Growth in gas
 
Oil Search Limited (ASX:OSH) helped boost the energy sector to the top performer over the month of May. The sector rose 3 per cent over the month also aided by stronger oil prices and a significant gas agreement between Russia and China. Oil Search jumped more than 6 per cent over May after welcoming the first shipment of liquefied natural gas from the $US19 billion PNG LNG project in Papua New Guinea. Energy majors Origin Energy Limited (ASX:ORG), Santos Limited (ASX:STO) and Woodside Petroleum Limited (ASX:WPL) also gained ground over the month.
 
Battle for acquisitions
 
Oil and gas explorer Drillsearch Energy Limited (ASX:DLS) has some hot competition in its friendly takeover of Ambassador Oil & Gas Limited (ASX:AQO) in the form of US corporation Magnum Hunter Resources. The NYSE traded Magnum Hunter announced an off-market takeover offer of one Magnum Hunter share for every 28 Ambassador shares. The Magnum Hunter offer represents a 20 per cent premium to the Drillsearch offer. Drillsearch had offered 1 of its shares for every 5.4 Ambassador shares valuing the target at 29 cents per share.
 
Paladin Energy Limited (ASX:PDN) cleared a hurdle to sell a 25 per cent joint-venture equity stake in its Langer Heinrich Mine. The uranium miner inked a $US190 million deal in January to sell the interest in the asset to a Chinese nuclear utility.

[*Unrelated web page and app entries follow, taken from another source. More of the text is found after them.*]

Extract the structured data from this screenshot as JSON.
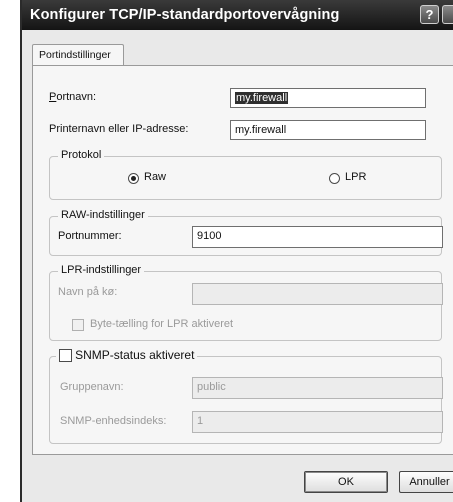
{
  "window": {
    "title": "Konfigurer TCP/IP-standardportovervågning",
    "help_glyph": "?"
  },
  "tabs": [
    {
      "label": "Portindstillinger"
    }
  ],
  "port_settings": {
    "port_name_label": "Portnavn:",
    "port_name_value": "my.firewall",
    "printer_label": "Printernavn eller IP-adresse:",
    "printer_value": "my.firewall"
  },
  "protocol": {
    "legend": "Protokol",
    "raw_label": "Raw",
    "lpr_label": "LPR",
    "selected": "Raw"
  },
  "raw_settings": {
    "legend": "RAW-indstillinger",
    "port_number_label": "Portnummer:",
    "port_number_value": "9100"
  },
  "lpr_settings": {
    "legend": "LPR-indstillinger",
    "queue_name_label": "Navn på kø:",
    "queue_name_value": "",
    "byte_count_label": "Byte-tælling for LPR aktiveret",
    "byte_count_checked": false
  },
  "snmp": {
    "legend": "SNMP-status aktiveret",
    "enabled": false,
    "community_label": "Gruppenavn:",
    "community_value": "public",
    "device_index_label": "SNMP-enhedsindeks:",
    "device_index_value": "1"
  },
  "buttons": {
    "ok": "OK",
    "cancel": "Annuller"
  }
}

Though the sale still remains conditional upon approval by Chinese Government authorities.
 
Envestra Limited’s (ASX:ENV) independent directors have backed the cash offer of $1.32 from the Cheung Kong consortium. The natural gas distribution company received the offer at the beginning of this month that valued the company at $2.37 billion.
 
Origin Energy Limited (ASX:ORG) has flagged a $1 billion equity raising to partially fund its purchase of natural gas resources in the Browse Basin, off the north-west of Western Australia. The energy company has inked a deal with Karoon Gas Australia Limited (ASX:KAR) to buy its entire 40 per cent stake in two exploration permits for up to $860 million. US oil company ConocoPhillips is the operator with a 40 per cent interest while the remaining 20 per cent stake is held by PetroChina Co.
 
Karoon Gas Australia Limited (ASX:KAR) has discharged its 40 per cent interest in Browse Basin exploration permits to Origin Energy (ASX:ORG) for up to $860 million dollars. The deal is comprises of a $600 million payment up front and further payments as the resource is developed and achieves production. The cash injection will allow Karoon Gas to develop promising oil discoveries in South America. The share price has plunged recently ahead of a trading halt while to company worked to shore up its finances.
 
Community unrest
 
Shares in Metgasco Limited (ASX:MEL) rose after informing the market the Independent Commission Against Corruption (ICAC) will not be proceeding with an inquiry into the company. The coal seam gas miner has faced turbulence with the suspension of its Rosella exploration drilling program and being referred to the New South Wales corruption watchdog. Metgasco was publically named by the New South Wales Energy Minister Anthony Roberts on the 15th May when announcing he had written to ICAC. However, the company says ICAC has made it clear there was no information in the referral that was indicative of corrupt conduct.